As mentioned previously, the Biden administration seems to be struggling to raise the minimum wage to $15 an hour, in part due to push back from Congress. Republican Senator Joni Ernst of Iowa argued that this would hurt small businesses. Biden said on Feb. 5 that he doesn’t “think [the federal $15 minimum wage] is going to survive,” in the $1.9 trillion COVID-19 relief bill Congress has struggled to pass since his inauguration. Now that there’s a Democratic majority, the Biden administration needs to heed this advantage and not constantly bow to Republican demands. It seems he is already picking and choosing his battles, and the COVID-19 relief bill changes took precedence.

However, one of Biden’s more popular campaign promises was student debt forgiveness.
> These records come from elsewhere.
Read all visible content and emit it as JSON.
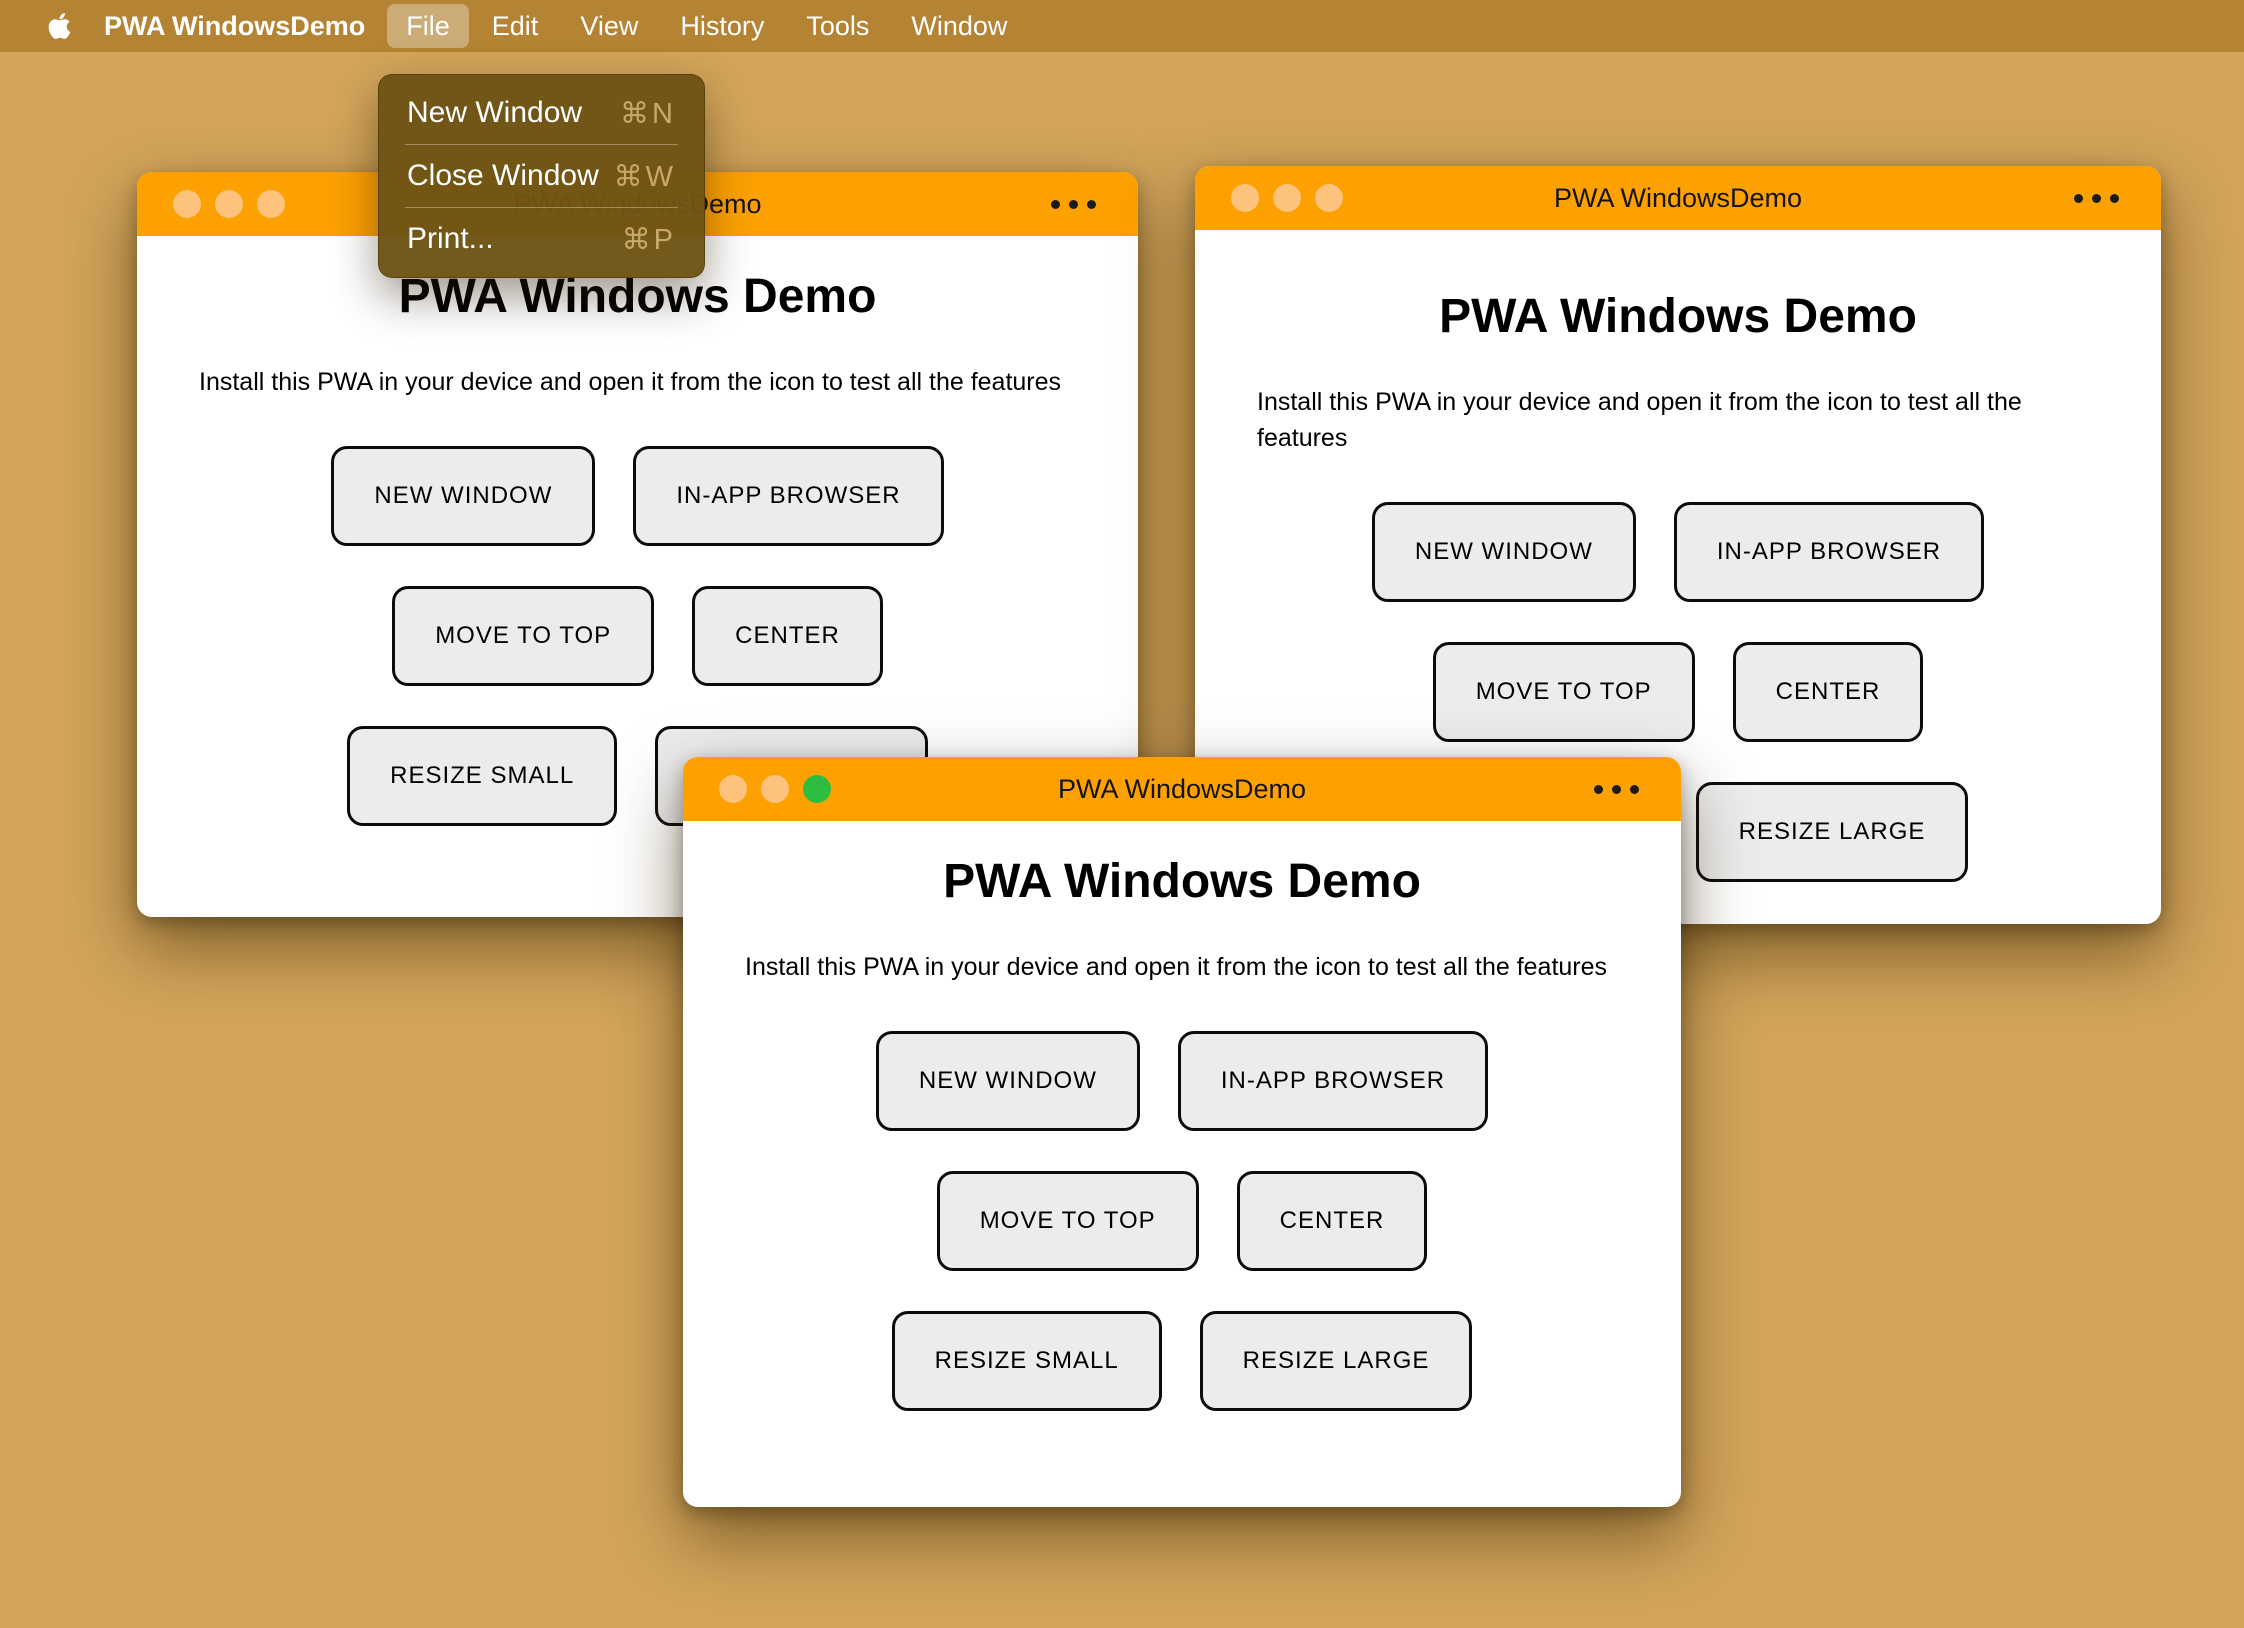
{
  "menu_bar": {
    "app_name": "PWA WindowsDemo",
    "menus": [
      "File",
      "Edit",
      "View",
      "History",
      "Tools",
      "Window"
    ],
    "active_menu": "File"
  },
  "file_menu": {
    "items": [
      {
        "label": "New Window",
        "shortcut": "⌘N"
      },
      {
        "label": "Close Window",
        "shortcut": "⌘W"
      },
      {
        "label": "Print...",
        "shortcut": "⌘P"
      }
    ]
  },
  "window_content": {
    "title": "PWA WindowsDemo",
    "heading": "PWA Windows Demo",
    "description": "Install this PWA in your device and open it from the icon to test all the features",
    "buttons": [
      "NEW WINDOW",
      "IN-APP BROWSER",
      "MOVE TO TOP",
      "CENTER",
      "RESIZE SMALL",
      "RESIZE LARGE"
    ]
  },
  "windows": [
    {
      "id": "left",
      "active": false
    },
    {
      "id": "right",
      "active": false
    },
    {
      "id": "front",
      "active": true
    }
  ],
  "icons": {
    "apple": "apple-logo",
    "window_overflow": "ellipsis",
    "traffic_lights": [
      "close",
      "minimize",
      "zoom"
    ]
  },
  "colors": {
    "desktop": "#d2a55a",
    "menu_bar": "#b48434",
    "menu_panel": "#6e5415",
    "titlebar": "#fda102",
    "traffic_inactive": "#fdc37c",
    "traffic_green": "#2ebd41",
    "window_bg": "#ffffff",
    "button_bg": "#ececec",
    "button_border": "#0c0c0c"
  }
}
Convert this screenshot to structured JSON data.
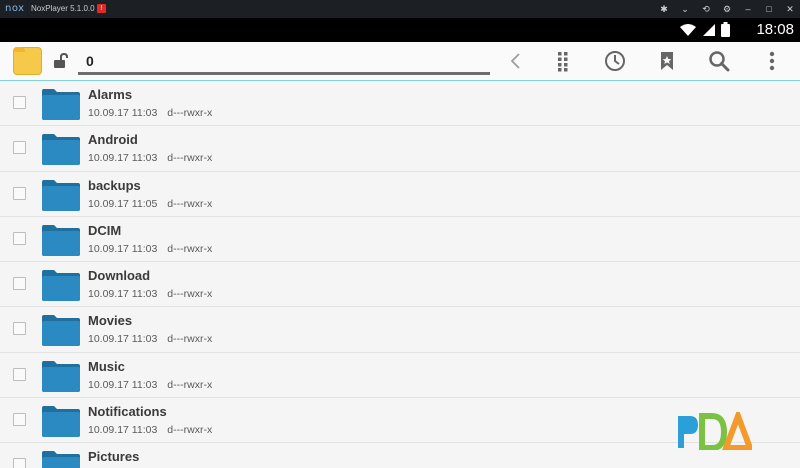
{
  "titlebar": {
    "logo": "nox",
    "title": "NoxPlayer 5.1.0.0",
    "badge": "!",
    "icons": [
      "gamepad-icon",
      "chevron-down-icon",
      "sync-icon",
      "gear-icon",
      "minimize-icon",
      "maximize-icon",
      "close-icon"
    ]
  },
  "statusbar": {
    "time": "18:08"
  },
  "toolbar": {
    "path": "0",
    "icons": [
      "back-arrow-icon",
      "grid-icon",
      "history-icon",
      "bookmark-icon",
      "search-icon",
      "overflow-menu-icon"
    ]
  },
  "files": [
    {
      "name": "Alarms",
      "date": "10.09.17 11:03",
      "perm": "d---rwxr-x"
    },
    {
      "name": "Android",
      "date": "10.09.17 11:03",
      "perm": "d---rwxr-x"
    },
    {
      "name": "backups",
      "date": "10.09.17 11:05",
      "perm": "d---rwxr-x"
    },
    {
      "name": "DCIM",
      "date": "10.09.17 11:03",
      "perm": "d---rwxr-x"
    },
    {
      "name": "Download",
      "date": "10.09.17 11:03",
      "perm": "d---rwxr-x"
    },
    {
      "name": "Movies",
      "date": "10.09.17 11:03",
      "perm": "d---rwxr-x"
    },
    {
      "name": "Music",
      "date": "10.09.17 11:03",
      "perm": "d---rwxr-x"
    },
    {
      "name": "Notifications",
      "date": "10.09.17 11:03",
      "perm": "d---rwxr-x"
    },
    {
      "name": "Pictures",
      "date": "",
      "perm": ""
    }
  ],
  "colors": {
    "accent": "#7fd2de",
    "folder_blue": "#2b8ac1",
    "folder_yellow": "#f6c94b"
  },
  "watermark": "PDA"
}
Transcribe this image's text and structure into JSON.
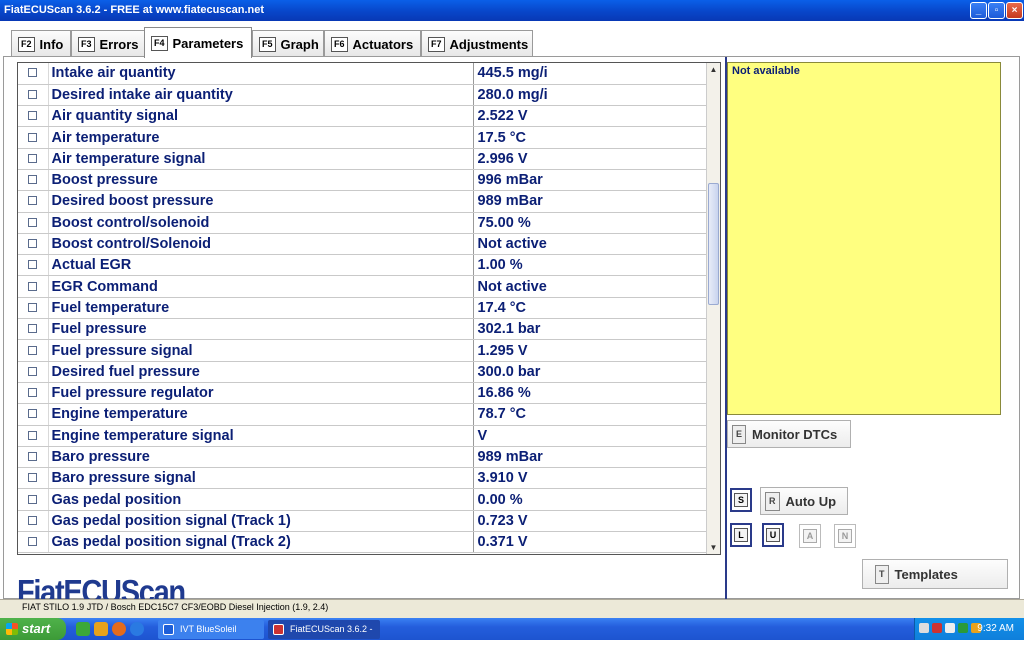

Over 40 million students owe $1.6 trillion in federal student loans, and while many call for President Biden to forgive up to $50,000 dollars of student debt, he would only commit to $10,000 in a recent CNN town hall.  He also commended programs like the Public Service Loan Forgiveness (PSLF), where over 95 percent of PSLF applicants have been denied. 

This is disappointing, not only because Biden campaigned on cancelation of all undergraduate student loans, but because Biden absolutely has the authority to use executive power to cancel all federal student debt— an authority granted decades ago by the Higher Education Act.  

It’s discouraging that Biden has already let us down on several of his campaign promises; but this is exactly why we need to remind his administration of who elected him in the first place. It is our civic duty as voters to call out presidents for their inaction, even if we do (for the most part) agree with their stances and ideology. A healthy degree of criticism is necessary if we ever want to live in a country that acknowledges and supports all of its citizens’ needs.

The Berkeley Beacon Editorial Board is the voice of the student newspaper that looks to serve the Emerson College community with thoughtful insight into ongoings and occurrences affecting their everyday lives. The board’s positions are determined by its members. The board consists of the editor-in-chief, managing editors, and opinion editors. The opinions expressed by the Editorial Board do not impact the paper’s coverage. You can respond to a position brought forward by The Beacon Editorial Board in the form of a Letter to The Editor by email: Letters@BerkeleyBeacon.com.